Provided information =>
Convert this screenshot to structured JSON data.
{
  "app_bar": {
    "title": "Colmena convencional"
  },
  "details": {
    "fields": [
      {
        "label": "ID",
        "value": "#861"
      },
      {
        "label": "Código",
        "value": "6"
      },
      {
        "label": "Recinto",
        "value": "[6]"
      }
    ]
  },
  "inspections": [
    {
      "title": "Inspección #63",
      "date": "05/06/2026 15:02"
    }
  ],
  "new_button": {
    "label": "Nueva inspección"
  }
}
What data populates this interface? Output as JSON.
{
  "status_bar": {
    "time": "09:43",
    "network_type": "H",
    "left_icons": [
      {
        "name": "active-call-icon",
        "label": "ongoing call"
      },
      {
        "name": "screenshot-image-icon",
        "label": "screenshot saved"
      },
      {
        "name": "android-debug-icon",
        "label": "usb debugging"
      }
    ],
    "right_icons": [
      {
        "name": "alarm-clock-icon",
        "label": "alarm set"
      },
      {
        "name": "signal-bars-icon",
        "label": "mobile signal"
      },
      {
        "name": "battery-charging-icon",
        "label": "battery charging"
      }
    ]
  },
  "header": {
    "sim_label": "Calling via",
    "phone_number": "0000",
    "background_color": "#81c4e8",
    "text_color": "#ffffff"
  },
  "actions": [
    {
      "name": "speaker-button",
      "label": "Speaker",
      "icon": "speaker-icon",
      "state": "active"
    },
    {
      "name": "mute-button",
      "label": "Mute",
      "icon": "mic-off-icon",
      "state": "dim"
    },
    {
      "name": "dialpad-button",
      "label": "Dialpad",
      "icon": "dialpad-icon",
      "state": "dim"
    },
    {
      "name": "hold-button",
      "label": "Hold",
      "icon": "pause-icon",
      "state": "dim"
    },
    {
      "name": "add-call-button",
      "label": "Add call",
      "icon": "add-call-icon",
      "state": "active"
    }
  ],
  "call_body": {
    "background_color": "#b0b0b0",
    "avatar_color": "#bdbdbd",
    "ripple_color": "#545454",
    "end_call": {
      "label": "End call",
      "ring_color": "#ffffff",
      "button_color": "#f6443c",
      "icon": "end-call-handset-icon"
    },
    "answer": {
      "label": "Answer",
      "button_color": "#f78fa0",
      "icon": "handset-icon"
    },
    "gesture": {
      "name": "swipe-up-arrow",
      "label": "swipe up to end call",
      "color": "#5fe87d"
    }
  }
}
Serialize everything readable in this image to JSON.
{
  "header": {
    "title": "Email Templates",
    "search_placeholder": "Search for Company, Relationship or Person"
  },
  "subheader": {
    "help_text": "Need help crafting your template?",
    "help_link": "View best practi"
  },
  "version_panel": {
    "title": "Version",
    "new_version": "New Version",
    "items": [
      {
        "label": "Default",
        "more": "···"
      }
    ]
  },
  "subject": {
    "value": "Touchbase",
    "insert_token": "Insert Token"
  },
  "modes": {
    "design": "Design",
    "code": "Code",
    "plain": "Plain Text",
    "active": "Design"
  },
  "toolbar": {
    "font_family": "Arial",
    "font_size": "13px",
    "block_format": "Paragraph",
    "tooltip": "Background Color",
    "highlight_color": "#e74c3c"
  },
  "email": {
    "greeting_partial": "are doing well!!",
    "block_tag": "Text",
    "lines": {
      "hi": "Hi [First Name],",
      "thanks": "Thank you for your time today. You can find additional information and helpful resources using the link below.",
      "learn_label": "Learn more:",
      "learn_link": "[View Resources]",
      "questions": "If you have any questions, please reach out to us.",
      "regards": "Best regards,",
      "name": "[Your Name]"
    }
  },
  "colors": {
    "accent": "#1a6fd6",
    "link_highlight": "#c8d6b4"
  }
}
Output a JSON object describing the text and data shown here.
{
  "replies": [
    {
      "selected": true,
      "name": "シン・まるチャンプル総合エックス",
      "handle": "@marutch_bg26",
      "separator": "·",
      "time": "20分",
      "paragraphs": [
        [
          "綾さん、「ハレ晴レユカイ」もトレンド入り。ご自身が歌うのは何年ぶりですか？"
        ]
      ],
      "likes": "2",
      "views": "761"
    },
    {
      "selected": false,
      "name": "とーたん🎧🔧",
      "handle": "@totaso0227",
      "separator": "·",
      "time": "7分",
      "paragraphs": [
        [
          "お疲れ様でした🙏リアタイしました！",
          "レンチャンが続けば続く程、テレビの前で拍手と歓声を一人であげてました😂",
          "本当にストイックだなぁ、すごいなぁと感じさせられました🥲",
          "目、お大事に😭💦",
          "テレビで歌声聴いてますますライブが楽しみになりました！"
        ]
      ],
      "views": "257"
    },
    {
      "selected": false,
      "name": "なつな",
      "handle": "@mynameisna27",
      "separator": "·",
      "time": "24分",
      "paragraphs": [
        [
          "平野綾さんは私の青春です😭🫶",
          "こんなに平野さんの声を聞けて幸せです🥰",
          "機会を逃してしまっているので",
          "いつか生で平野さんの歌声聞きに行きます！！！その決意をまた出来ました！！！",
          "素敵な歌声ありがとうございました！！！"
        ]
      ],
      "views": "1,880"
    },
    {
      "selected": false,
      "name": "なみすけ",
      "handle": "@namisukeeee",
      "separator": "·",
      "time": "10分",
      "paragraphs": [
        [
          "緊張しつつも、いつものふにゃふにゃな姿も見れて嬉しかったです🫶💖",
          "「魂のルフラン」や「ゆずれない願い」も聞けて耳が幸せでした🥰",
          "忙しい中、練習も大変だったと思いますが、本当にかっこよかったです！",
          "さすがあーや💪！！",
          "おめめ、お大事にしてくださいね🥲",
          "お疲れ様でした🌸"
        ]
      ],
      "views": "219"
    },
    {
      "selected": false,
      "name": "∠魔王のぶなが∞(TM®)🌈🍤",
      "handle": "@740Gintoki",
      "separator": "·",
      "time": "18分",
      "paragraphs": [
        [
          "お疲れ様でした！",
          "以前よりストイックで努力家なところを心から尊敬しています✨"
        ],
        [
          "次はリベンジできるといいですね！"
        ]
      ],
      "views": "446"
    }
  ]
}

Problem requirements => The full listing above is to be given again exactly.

Solution to this problem =>
Convert this screenshot to structured JSON data.
{
  "app_bar": {
    "title": "Colmena convencional"
  },
  "details": {
    "fields": [
      {
        "label": "ID",
        "value": "#861"
      },
      {
        "label": "Código",
        "value": "6"
      },
      {
        "label": "Recinto",
        "value": "[6]"
      }
    ]
  },
  "inspections": [
    {
      "title": "Inspección #63",
      "date": "05/06/2026 15:02"
    }
  ],
  "new_button": {
    "label": "Nueva inspección"
  }
}
What data populates this interface? Output as JSON.
{
  "status_bar": {
    "time": "09:43",
    "network_type": "H",
    "left_icons": [
      {
        "name": "active-call-icon",
        "label": "ongoing call"
      },
      {
        "name": "screenshot-image-icon",
        "label": "screenshot saved"
      },
      {
        "name": "android-debug-icon",
        "label": "usb debugging"
      }
    ],
    "right_icons": [
      {
        "name": "alarm-clock-icon",
        "label": "alarm set"
      },
      {
        "name": "signal-bars-icon",
        "label": "mobile signal"
      },
      {
        "name": "battery-charging-icon",
        "label": "battery charging"
      }
    ]
  },
  "header": {
    "sim_label": "Calling via",
    "phone_number": "0000",
    "background_color": "#81c4e8",
    "text_color": "#ffffff"
  },
  "actions": [
    {
      "name": "speaker-button",
      "label": "Speaker",
      "icon": "speaker-icon",
      "state": "active"
    },
    {
      "name": "mute-button",
      "label": "Mute",
      "icon": "mic-off-icon",
      "state": "dim"
    },
    {
      "name": "dialpad-button",
      "label": "Dialpad",
      "icon": "dialpad-icon",
      "state": "dim"
    },
    {
      "name": "hold-button",
      "label": "Hold",
      "icon": "pause-icon",
      "state": "dim"
    },
    {
      "name": "add-call-button",
      "label": "Add call",
      "icon": "add-call-icon",
      "state": "active"
    }
  ],
  "call_body": {
    "background_color": "#b0b0b0",
    "avatar_color": "#bdbdbd",
    "ripple_color": "#545454",
    "end_call": {
      "label": "End call",
      "ring_color": "#ffffff",
      "button_color": "#f6443c",
      "icon": "end-call-handset-icon"
    },
    "answer": {
      "label": "Answer",
      "button_color": "#f78fa0",
      "icon": "handset-icon"
    },
    "gesture": {
      "name": "swipe-up-arrow",
      "label": "swipe up to end call",
      "color": "#5fe87d"
    }
  }
}
Serialize everything readable in this image to JSON.
{
  "header": {
    "title": "Email Templates",
    "search_placeholder": "Search for Company, Relationship or Person"
  },
  "subheader": {
    "help_text": "Need help crafting your template?",
    "help_link": "View best practi"
  },
  "version_panel": {
    "title": "Version",
    "new_version": "New Version",
    "items": [
      {
        "label": "Default",
        "more": "···"
      }
    ]
  },
  "subject": {
    "value": "Touchbase",
    "insert_token": "Insert Token"
  },
  "modes": {
    "design": "Design",
    "code": "Code",
    "plain": "Plain Text",
    "active": "Design"
  },
  "toolbar": {
    "font_family": "Arial",
    "font_size": "13px",
    "block_format": "Paragraph",
    "tooltip": "Background Color",
    "highlight_color": "#e74c3c"
  },
  "email": {
    "greeting_partial": "are doing well!!",
    "block_tag": "Text",
    "lines": {
      "hi": "Hi [First Name],",
      "thanks": "Thank you for your time today. You can find additional information and helpful resources using the link below.",
      "learn_label": "Learn more:",
      "learn_link": "[View Resources]",
      "questions": "If you have any questions, please reach out to us.",
      "regards": "Best regards,",
      "name": "[Your Name]"
    }
  },
  "colors": {
    "accent": "#1a6fd6",
    "link_highlight": "#c8d6b4"
  }
}
Output a JSON object describing the text and data shown here.
{
  "replies": [
    {
      "selected": true,
      "name": "シン・まるチャンプル総合エックス",
      "handle": "@marutch_bg26",
      "separator": "·",
      "time": "20分",
      "paragraphs": [
        [
          "綾さん、「ハレ晴レユカイ」もトレンド入り。ご自身が歌うのは何年ぶりですか？"
        ]
      ],
      "likes": "2",
      "views": "761"
    },
    {
      "selected": false,
      "name": "とーたん🎧🔧",
      "handle": "@totaso0227",
      "separator": "·",
      "time": "7分",
      "paragraphs": [
        [
          "お疲れ様でした🙏リアタイしました！",
          "レンチャンが続けば続く程、テレビの前で拍手と歓声を一人であげてました😂",
          "本当にストイックだなぁ、すごいなぁと感じさせられました🥲",
          "目、お大事に😭💦",
          "テレビで歌声聴いてますますライブが楽しみになりました！"
        ]
      ],
      "views": "257"
    },
    {
      "selected": false,
      "name": "なつな",
      "handle": "@mynameisna27",
      "separator": "·",
      "time": "24分",
      "paragraphs": [
        [
          "平野綾さんは私の青春です😭🫶",
          "こんなに平野さんの声を聞けて幸せです🥰",
          "機会を逃してしまっているので",
          "いつか生で平野さんの歌声聞きに行きます！！！その決意をまた出来ました！！！",
          "素敵な歌声ありがとうございました！！！"
        ]
      ],
      "views": "1,880"
    },
    {
      "selected": false,
      "name": "なみすけ",
      "handle": "@namisukeeee",
      "separator": "·",
      "time": "10分",
      "paragraphs": [
        [
          "緊張しつつも、いつものふにゃふにゃな姿も見れて嬉しかったです🫶💖",
          "「魂のルフラン」や「ゆずれない願い」も聞けて耳が幸せでした🥰",
          "忙しい中、練習も大変だったと思いますが、本当にかっこよかったです！",
          "さすがあーや💪！！",
          "おめめ、お大事にしてくださいね🥲",
          "お疲れ様でした🌸"
        ]
      ],
      "views": "219"
    },
    {
      "selected": false,
      "name": "∠魔王のぶなが∞(TM®)🌈🍤",
      "handle": "@740Gintoki",
      "separator": "·",
      "time": "18分",
      "paragraphs": [
        [
          "お疲れ様でした！",
          "以前よりストイックで努力家なところを心から尊敬しています✨"
        ],
        [
          "次はリベンジできるといいですね！"
        ]
      ],
      "views": "446"
    }
  ]
}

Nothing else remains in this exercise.